Further, while efforts to bring together humanitarian and development actors to address and end need offers advantages, the exceptionalism of humanitarian action must be safeguarded at all times. The operating principles underpinning development and humanitarian action are, and must remain, fundamentally different. Humanitarian actors, including NGOs, can only respond to human suffering during crises if they are able to operate without threat to the safety of their staff and facilities. In this regard, humanitarian operations must remain neutral and independent in order to maintain dialogue with all actors and, thereby, ensure full access and continuous proximity to affected people. InterAction calls upon the United Nations and member states to work in partnership with NGOs to increase complementarity between humanitarian and development actors, but without undermining principled humanitarian action.

To what extent are INGOs committed to supporting the role of local NGOs? Doesn’t that mean putting yourselves out of a job?

While not all INGOs work in the capacity development field necessarily, the majority have partnerships with national or local actors. What is critical is that we ensure these partnerships adhere to the key principles of partnership (Equality, Transparency, Results-Oriented Approach, Responsibility and Complementarity) and are built on a platform of mutual respect. Our commitments note that INGOs have a key role to play in building the capacity of local NGOs and CSO partners and we are committed to developing quality partnerships for quality results.

Will the U.S. NGO commitments really bring about meaningful change to the lives of affected people?

The announcement of commitments is only one step. The true change will come in how they will be implemented. We must ensure that we develop a monitoring plan, holding ourselves accountable to the promises that we make. We are open to new approaches, and adaptable to ensuring they are context-specific and evidence-informed.

Above all, we must ensure that we put affected people at the center of decision-making from the start. Some commitments will require us to change how we work internally; some will require how we work with affected people or other stakeholders.
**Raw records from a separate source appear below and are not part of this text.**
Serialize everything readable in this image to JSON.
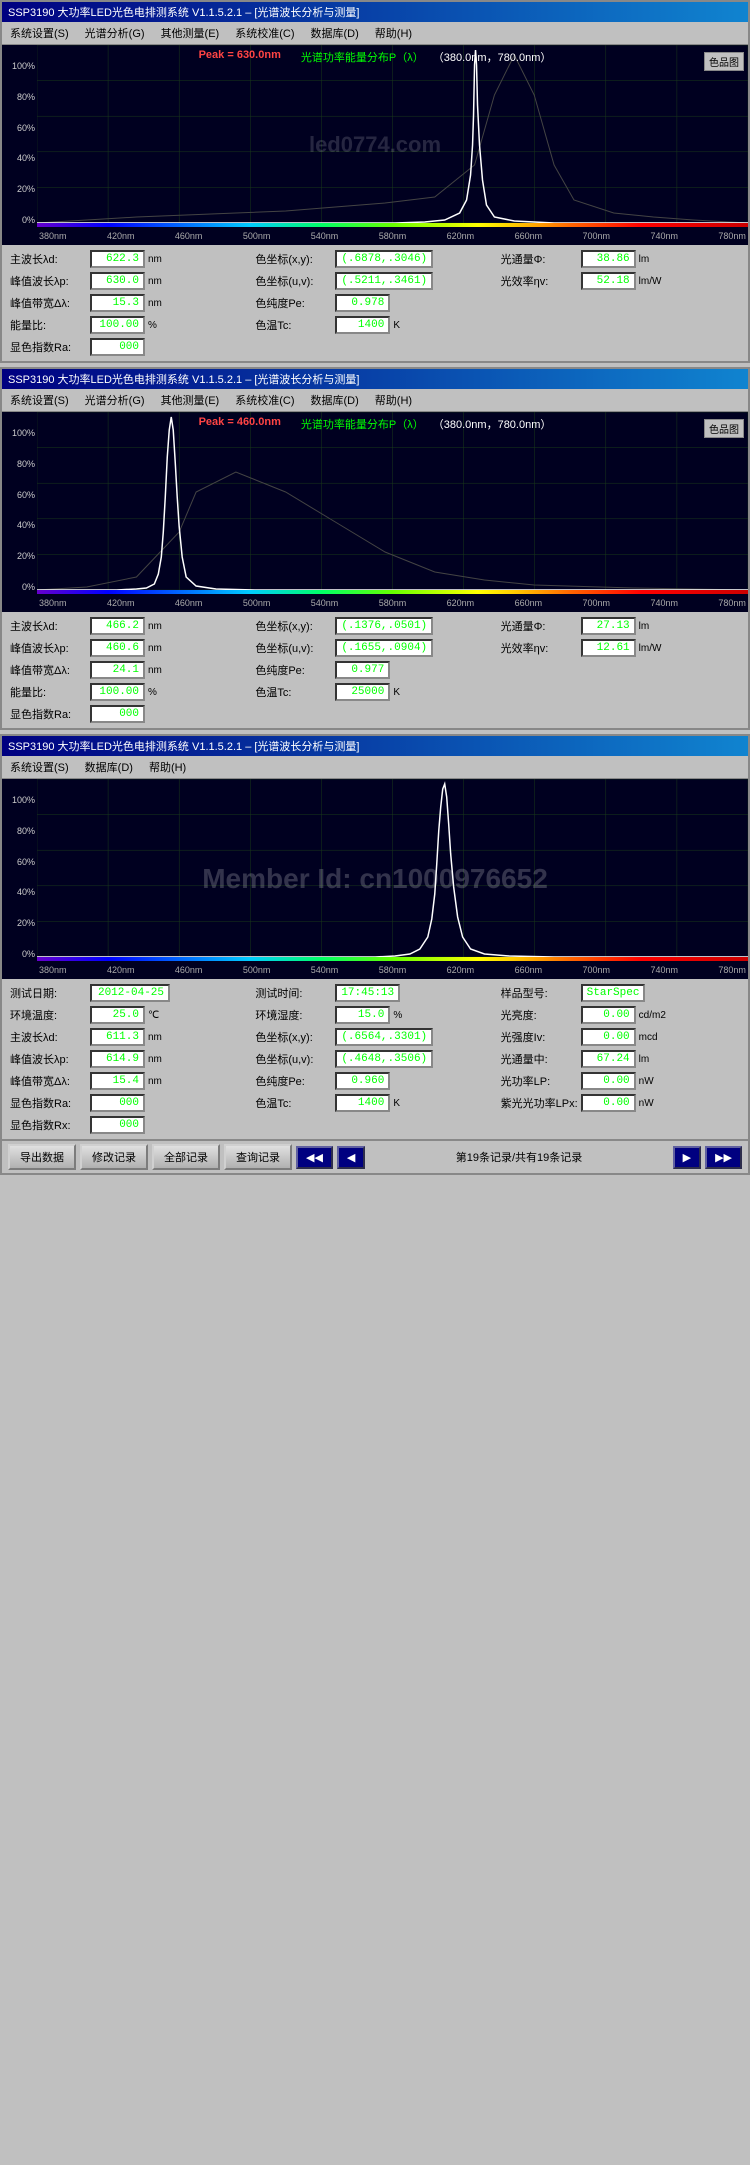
{
  "panels": [
    {
      "id": "panel1",
      "title": "SSP3190  大功率LED光色电排测系统 V1.1.5.2.1 – [光谱波长分析与测量]",
      "menu": [
        "系统设置(S)",
        "光谱分析(G)",
        "其他测量(E)",
        "系统校准(C)",
        "数据库(D)",
        "帮助(H)"
      ],
      "chart": {
        "peak_label": "Peak = 630.0nm",
        "range_label": "光谱功率能量分布P（λ）",
        "range_value": "（380.0nm，780.0nm）",
        "color_btn": "色品图",
        "watermark": "led0774.com",
        "y_axis": [
          "100%",
          "80%",
          "60%",
          "40%",
          "20%",
          "0%"
        ],
        "x_axis": [
          "380nm",
          "420nm",
          "460nm",
          "500nm",
          "540nm",
          "580nm",
          "620nm",
          "660nm",
          "700nm",
          "740nm",
          "780nm"
        ],
        "curve_peak_x": 0.615,
        "curve_type": "red_narrow"
      },
      "data": [
        {
          "label": "主波长λd:",
          "value": "622.3",
          "unit": "nm",
          "col": 1
        },
        {
          "label": "色坐标(x,y):",
          "value": "(.6878,.3046)",
          "unit": "",
          "col": 2
        },
        {
          "label": "光通量Φ:",
          "value": "38.86",
          "unit": "lm",
          "col": 3
        },
        {
          "label": "峰值波长λp:",
          "value": "630.0",
          "unit": "nm",
          "col": 1
        },
        {
          "label": "色坐标(u,v):",
          "value": "(.5211,.3461)",
          "unit": "",
          "col": 2
        },
        {
          "label": "光效率ηv:",
          "value": "52.18",
          "unit": "lm/W",
          "col": 3
        },
        {
          "label": "峰值带宽Δλ:",
          "value": "15.3",
          "unit": "nm",
          "col": 1
        },
        {
          "label": "色纯度Pe:",
          "value": "0.978",
          "unit": "",
          "col": 2
        },
        {
          "label": "",
          "value": "",
          "unit": "",
          "col": 3
        },
        {
          "label": "能量比:",
          "value": "100.00",
          "unit": "%",
          "col": 1
        },
        {
          "label": "色温Tc:",
          "value": "1400",
          "unit": "K",
          "col": 2
        },
        {
          "label": "",
          "value": "",
          "unit": "",
          "col": 3
        },
        {
          "label": "显色指数Ra:",
          "value": "000",
          "unit": "",
          "col": 1
        },
        {
          "label": "",
          "value": "",
          "unit": "",
          "col": 2
        },
        {
          "label": "",
          "value": "",
          "unit": "",
          "col": 3
        }
      ]
    },
    {
      "id": "panel2",
      "title": "SSP3190  大功率LED光色电排测系统 V1.1.5.2.1 – [光谱波长分析与测量]",
      "menu": [
        "系统设置(S)",
        "光谱分析(G)",
        "其他测量(E)",
        "系统校准(C)",
        "数据库(D)",
        "帮助(H)"
      ],
      "chart": {
        "peak_label": "Peak = 460.0nm",
        "range_label": "光谱功率能量分布P（λ）",
        "range_value": "（380.0nm，780.0nm）",
        "color_btn": "色品图",
        "watermark": "",
        "y_axis": [
          "100%",
          "80%",
          "60%",
          "40%",
          "20%",
          "0%"
        ],
        "x_axis": [
          "380nm",
          "420nm",
          "460nm",
          "500nm",
          "540nm",
          "580nm",
          "620nm",
          "660nm",
          "700nm",
          "740nm",
          "780nm"
        ],
        "curve_peak_x": 0.21,
        "curve_type": "blue_narrow"
      },
      "data": [
        {
          "label": "主波长λd:",
          "value": "466.2",
          "unit": "nm",
          "col": 1
        },
        {
          "label": "色坐标(x,y):",
          "value": "(.1376,.0501)",
          "unit": "",
          "col": 2
        },
        {
          "label": "光通量Φ:",
          "value": "27.13",
          "unit": "lm",
          "col": 3
        },
        {
          "label": "峰值波长λp:",
          "value": "460.6",
          "unit": "nm",
          "col": 1
        },
        {
          "label": "色坐标(u,v):",
          "value": "(.1655,.0904)",
          "unit": "",
          "col": 2
        },
        {
          "label": "光效率ηv:",
          "value": "12.61",
          "unit": "lm/W",
          "col": 3
        },
        {
          "label": "峰值带宽Δλ:",
          "value": "24.1",
          "unit": "nm",
          "col": 1
        },
        {
          "label": "色纯度Pe:",
          "value": "0.977",
          "unit": "",
          "col": 2
        },
        {
          "label": "",
          "value": "",
          "unit": "",
          "col": 3
        },
        {
          "label": "能量比:",
          "value": "100.00",
          "unit": "%",
          "col": 1
        },
        {
          "label": "色温Tc:",
          "value": "25000",
          "unit": "K",
          "col": 2
        },
        {
          "label": "",
          "value": "",
          "unit": "",
          "col": 3
        },
        {
          "label": "显色指数Ra:",
          "value": "000",
          "unit": "",
          "col": 1
        },
        {
          "label": "",
          "value": "",
          "unit": "",
          "col": 3
        }
      ]
    }
  ],
  "panel3": {
    "title": "SSP3190  大功率LED光色电排测系统 V1.1.5.2.1 – [光谱波长分析与测量]",
    "menu": [
      "系统设置(S)",
      "数据库(D)",
      "帮助(H)"
    ],
    "watermark": "Member Id: cn1000976652",
    "chart": {
      "peak_label": "",
      "y_axis": [
        "100%",
        "80%",
        "60%",
        "40%",
        "20%",
        "0%"
      ],
      "x_axis": [
        "380nm",
        "420nm",
        "460nm",
        "500nm",
        "540nm",
        "580nm",
        "620nm",
        "660nm",
        "700nm",
        "740nm",
        "780nm"
      ],
      "curve_peak_x": 0.59,
      "curve_type": "warm_narrow"
    },
    "data_rows": [
      [
        {
          "label": "测试日期:",
          "value": "2012-04-25",
          "unit": ""
        },
        {
          "label": "测试时间:",
          "value": "17:45:13",
          "unit": ""
        },
        {
          "label": "样品型号:",
          "value": "StarSpec",
          "unit": ""
        }
      ],
      [
        {
          "label": "环境温度:",
          "value": "25.0",
          "unit": "℃"
        },
        {
          "label": "环境湿度:",
          "value": "15.0",
          "unit": "%"
        },
        {
          "label": "光亮度:",
          "value": "0.00",
          "unit": "cd/m2"
        }
      ],
      [
        {
          "label": "主波长λd:",
          "value": "611.3",
          "unit": "nm"
        },
        {
          "label": "色坐标(x,y):",
          "value": "(.6564,.3301)",
          "unit": ""
        },
        {
          "label": "光强度Iv:",
          "value": "0.00",
          "unit": "mcd"
        }
      ],
      [
        {
          "label": "峰值波长λp:",
          "value": "614.9",
          "unit": "nm"
        },
        {
          "label": "色坐标(u,v):",
          "value": "(.4648,.3506)",
          "unit": ""
        },
        {
          "label": "光通量中:",
          "value": "67.24",
          "unit": "lm"
        }
      ],
      [
        {
          "label": "峰值带宽Δλ:",
          "value": "15.4",
          "unit": "nm"
        },
        {
          "label": "色纯度Pe:",
          "value": "0.960",
          "unit": ""
        },
        {
          "label": "光功率LP:",
          "value": "0.00",
          "unit": "nW"
        }
      ],
      [
        {
          "label": "显色指数Ra:",
          "value": "000",
          "unit": ""
        },
        {
          "label": "色温Tc:",
          "value": "1400",
          "unit": "K"
        },
        {
          "label": "紫光光功率LPx:",
          "value": "0.00",
          "unit": "nW"
        }
      ],
      [
        {
          "label": "显色指数Rx:",
          "value": "000",
          "unit": ""
        },
        {
          "label": "",
          "value": "",
          "unit": ""
        },
        {
          "label": "",
          "value": "",
          "unit": ""
        }
      ]
    ],
    "toolbar": {
      "btn_export": "导出数据",
      "btn_modify": "修改记录",
      "btn_all": "全部记录",
      "btn_query": "查询记录",
      "record_info": "第19条记录/共有19条记录"
    }
  }
}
All require change, incremental or instant, and this will be monitored by members and shared with InterAction.

Is the humanitarian system broken?

This is the wrong framing. The question is whether the system, as currently structured, is adaptable enough to achieve the shared vision of an ecosystem of diverse actors, with affected people at the center, in which frontline and national responders receive adequate and timely resources. Respect for diversity, sharing power and funds, and flexibility in approaches are all required for this ecosystem to be better reflected in humanitarian action. We cannot give up on our current system, as for its faults, we are managing to aid millions of affected people. However, we can also not be complacent. We must seek and bring about the changes required. We must also be aware of the margins of what the humanitarian system can do, and ensure we are not alone in addressing the needs of affected people. Member states, development actors, host governments, all have a role to play.

Is the humanitarian system broken?

This is the wrong framing. The question is whether the system, as currently structured, is adaptable enough to achieve the shared vision of an ecosystem of diverse actors, with affected people at the center, in which frontline and national responders receive adequate and timely resources. Respect for diversity, sharing power and funds, and flexibility in approaches are all required for this ecosystem to be better reflected in humanitarian action. We cannot give up on our current system, as for its faults, we are managing to aid millions of affected people. However, we can also not be complacent. We must seek and bring about the changes required. We must also be aware of the margins of what the humanitarian system can do, and ensure we are not alone in addressing the needs of affected people. Member states, development actors, host governments, all have a role to play.